DATASET CONTENT:
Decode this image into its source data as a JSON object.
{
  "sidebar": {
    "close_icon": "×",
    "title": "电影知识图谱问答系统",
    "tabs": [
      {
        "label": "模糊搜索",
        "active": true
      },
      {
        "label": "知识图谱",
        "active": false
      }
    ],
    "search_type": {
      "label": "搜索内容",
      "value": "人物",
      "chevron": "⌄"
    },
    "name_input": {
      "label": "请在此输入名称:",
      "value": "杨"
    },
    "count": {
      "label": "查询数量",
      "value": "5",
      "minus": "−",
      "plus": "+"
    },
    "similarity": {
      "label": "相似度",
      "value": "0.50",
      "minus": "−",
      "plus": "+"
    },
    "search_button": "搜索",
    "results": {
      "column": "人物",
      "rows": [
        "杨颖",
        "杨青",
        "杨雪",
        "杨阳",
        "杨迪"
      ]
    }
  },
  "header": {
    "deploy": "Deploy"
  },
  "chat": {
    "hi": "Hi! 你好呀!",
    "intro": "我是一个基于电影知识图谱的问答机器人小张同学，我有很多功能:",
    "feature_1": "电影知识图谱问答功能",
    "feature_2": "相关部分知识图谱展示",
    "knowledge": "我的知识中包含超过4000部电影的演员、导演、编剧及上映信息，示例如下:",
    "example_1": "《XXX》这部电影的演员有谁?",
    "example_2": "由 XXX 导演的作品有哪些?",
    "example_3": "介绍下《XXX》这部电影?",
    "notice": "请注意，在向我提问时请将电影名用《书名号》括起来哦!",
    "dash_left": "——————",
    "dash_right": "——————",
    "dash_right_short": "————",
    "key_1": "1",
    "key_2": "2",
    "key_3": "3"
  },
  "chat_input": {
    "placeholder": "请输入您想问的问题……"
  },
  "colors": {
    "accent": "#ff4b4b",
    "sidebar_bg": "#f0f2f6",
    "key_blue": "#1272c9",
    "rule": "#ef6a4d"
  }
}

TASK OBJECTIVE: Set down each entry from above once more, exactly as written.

SOLUTION FOR THIS PROBLEM:
Decode this image into its source data as a JSON object.
{
  "sidebar": {
    "close_icon": "×",
    "title": "电影知识图谱问答系统",
    "tabs": [
      {
        "label": "模糊搜索",
        "active": true
      },
      {
        "label": "知识图谱",
        "active": false
      }
    ],
    "search_type": {
      "label": "搜索内容",
      "value": "人物",
      "chevron": "⌄"
    },
    "name_input": {
      "label": "请在此输入名称:",
      "value": "杨"
    },
    "count": {
      "label": "查询数量",
      "value": "5",
      "minus": "−",
      "plus": "+"
    },
    "similarity": {
      "label": "相似度",
      "value": "0.50",
      "minus": "−",
      "plus": "+"
    },
    "search_button": "搜索",
    "results": {
      "column": "人物",
      "rows": [
        "杨颖",
        "杨青",
        "杨雪",
        "杨阳",
        "杨迪"
      ]
    }
  },
  "header": {
    "deploy": "Deploy"
  },
  "chat": {
    "hi": "Hi! 你好呀!",
    "intro": "我是一个基于电影知识图谱的问答机器人小张同学，我有很多功能:",
    "feature_1": "电影知识图谱问答功能",
    "feature_2": "相关部分知识图谱展示",
    "knowledge": "我的知识中包含超过4000部电影的演员、导演、编剧及上映信息，示例如下:",
    "example_1": "《XXX》这部电影的演员有谁?",
    "example_2": "由 XXX 导演的作品有哪些?",
    "example_3": "介绍下《XXX》这部电影?",
    "notice": "请注意，在向我提问时请将电影名用《书名号》括起来哦!",
    "dash_left": "——————",
    "dash_right": "——————",
    "dash_right_short": "————",
    "key_1": "1",
    "key_2": "2",
    "key_3": "3"
  },
  "chat_input": {
    "placeholder": "请输入您想问的问题……"
  },
  "colors": {
    "accent": "#ff4b4b",
    "sidebar_bg": "#f0f2f6",
    "key_blue": "#1272c9",
    "rule": "#ef6a4d"
  }
}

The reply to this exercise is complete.